- High number of cell towers distributed
- Amount of obstructions in the acceptable range (something to investigate)
By looking at theses assumptions some questions arise immediately. What about not so dense areas? Will lack 5G? But if not does it make sense to put 5g infrastructure everywhere? If not where do we will have 5G and where not? What about 5G fairness? Will we end up in a highly asymmetrical scenario in which some have, others don't, access to 5g?
Now back to reality. We are in 2021 (at time of writing) and lots of places in our country (Portugal) don't have access to optical fiber network and where a significant part of the ISP provide very low and unstable internet access. Another question. Can 5G help here? Maybe I'm wrong but I'm skeptical here as well. And this is the reason.
Cell towers with lower broadband capacity also put lower pressure on the underlying network infrastructure. This means that they consume a factor K of the underlying network capacity
When we increase the broadband capacity of the antennas we are also, by consequence, putting theoretically more pressure in the underlying infrastructure. I say theoretically because more availability does not imply immediately more usage. However have good reasons if bigger data transfers will be available people will find creative ways of using it.
This leads to another interesting point. Generalized internet connection access can actually become worse if the investment in the underlying infrastructure does not follow the increase of adoption and use of high data transfer rates by people using 5G solutions. This in turn leads to the increase of, yet, another issue. The fairness of internet access. Currently due to market incentives people don't have an equal and fair access to internet. Those close to the big cities will have usually better internet connection than those in small ones. The reason is because there is simply no financial interest in invest in small areas. They do however concur in terms of network infrastructure. Which means that without proper planning and oversight from regulatory entities the problem of fairness and equal access opportunity can became even more present. Actually this is not only a theoretical issue. While european ftth coverage looks in the right path we also know that some of these metrics can be misleading due some number engineering made by the ISPs. For instance some geographical areas report optic fiber coverage but then the connections into the households are not being done. 5G and FTTH are indeed two distinct problems and we should make an effort to avoid mixing the problems of each other. They are, however, correlated. Both end up being used as a mean to connect people through internet.
The choosen topology, driven by the investments done, will impose a set of tradeoffs. These tradeoffs are what is being discussed here. I argue that most of the investment should be done towards the use of optical fiber networks and 5G should be a very secondary way of increasing broadband where it makes sense. 5G should not be a global primary strategy as an infrastructure solution to connect people through the internet. This role should be done by optic fiber technology and that should be the main focus.

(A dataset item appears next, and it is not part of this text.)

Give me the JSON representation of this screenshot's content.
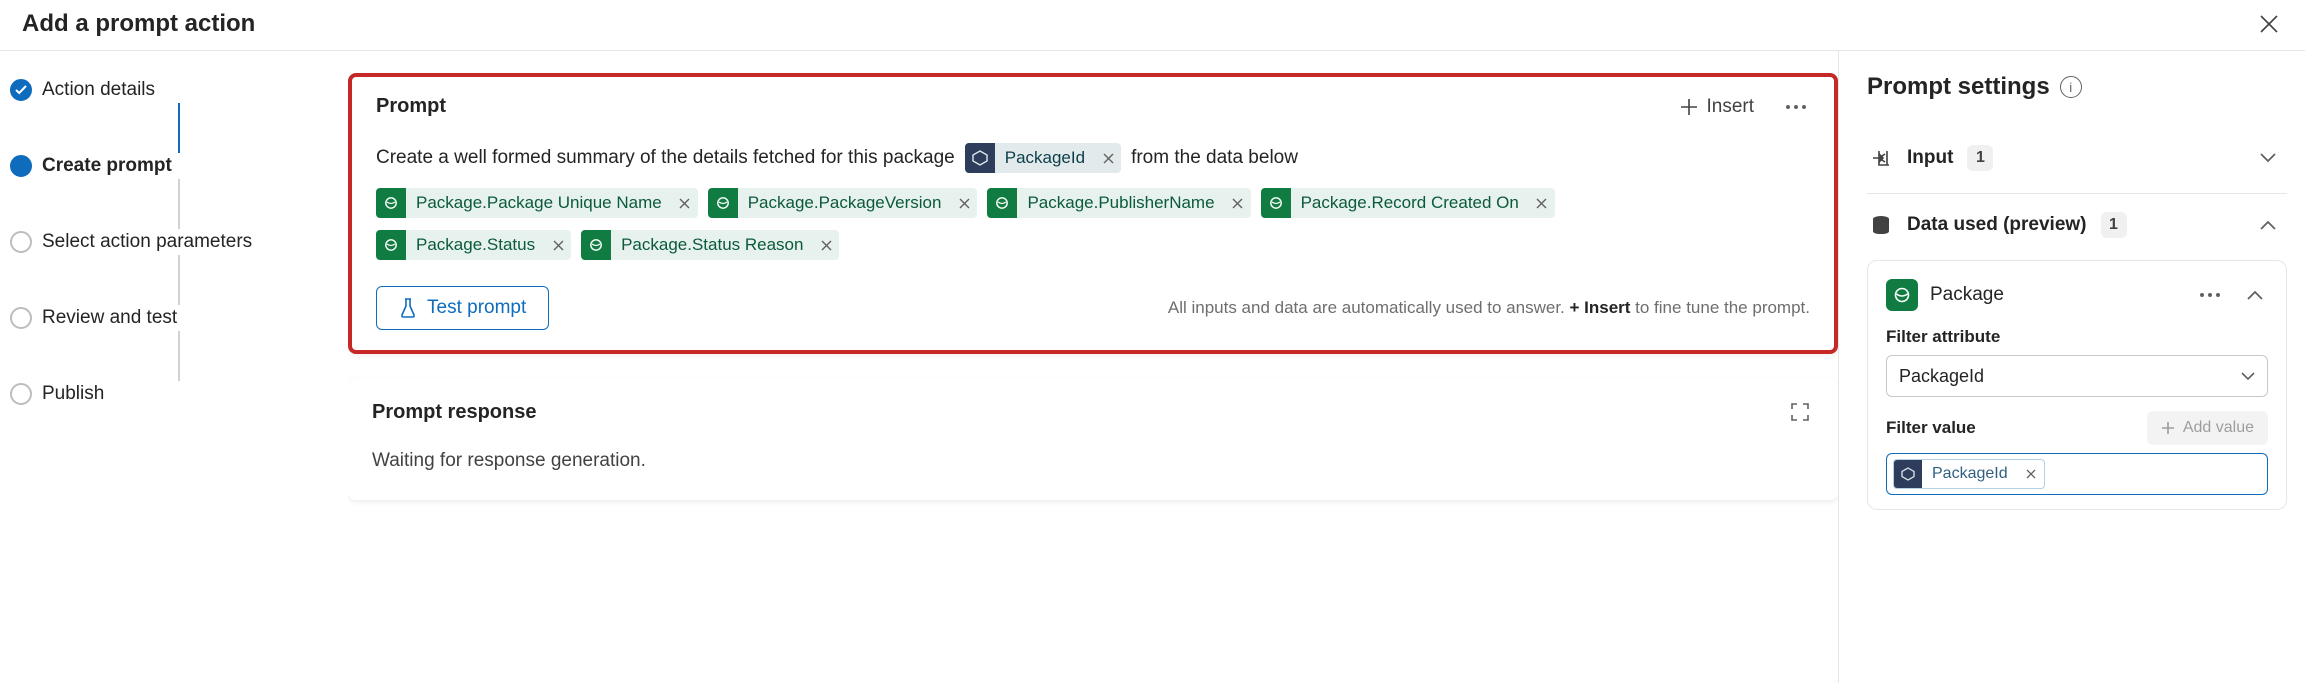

While some may think this to be a non issue, the possibility for bad tradeoff choices can be a reality, as highlighted in this huawei article
Given the cost of FTTH deployment in rural areas, we understand that some operators might be tempted by alternative broadband technologies like Fixed Wireless Access (FWA) or satellite, which can be faster and cheaper to deploy. However, neither FWA nor satellite can match the performance of full fibre networks. We also see the risk that what could be considered as a tempting temporary solution ends up being long-term infrastructure, creating a new digital divide between some rural areas and the rest of a given territory that benefits from full fibre connectivity. The slow and complex delivery of permits as well as the amount of red tape are familiar hurdles for all operators rolling out fibre. It seems that the situation is improving: The new Broadband Cost Reduction Directive will address these issues and hopefully overcome these obstacles.
Here FWA mean, in practical terms, 4g/5g wireless technology.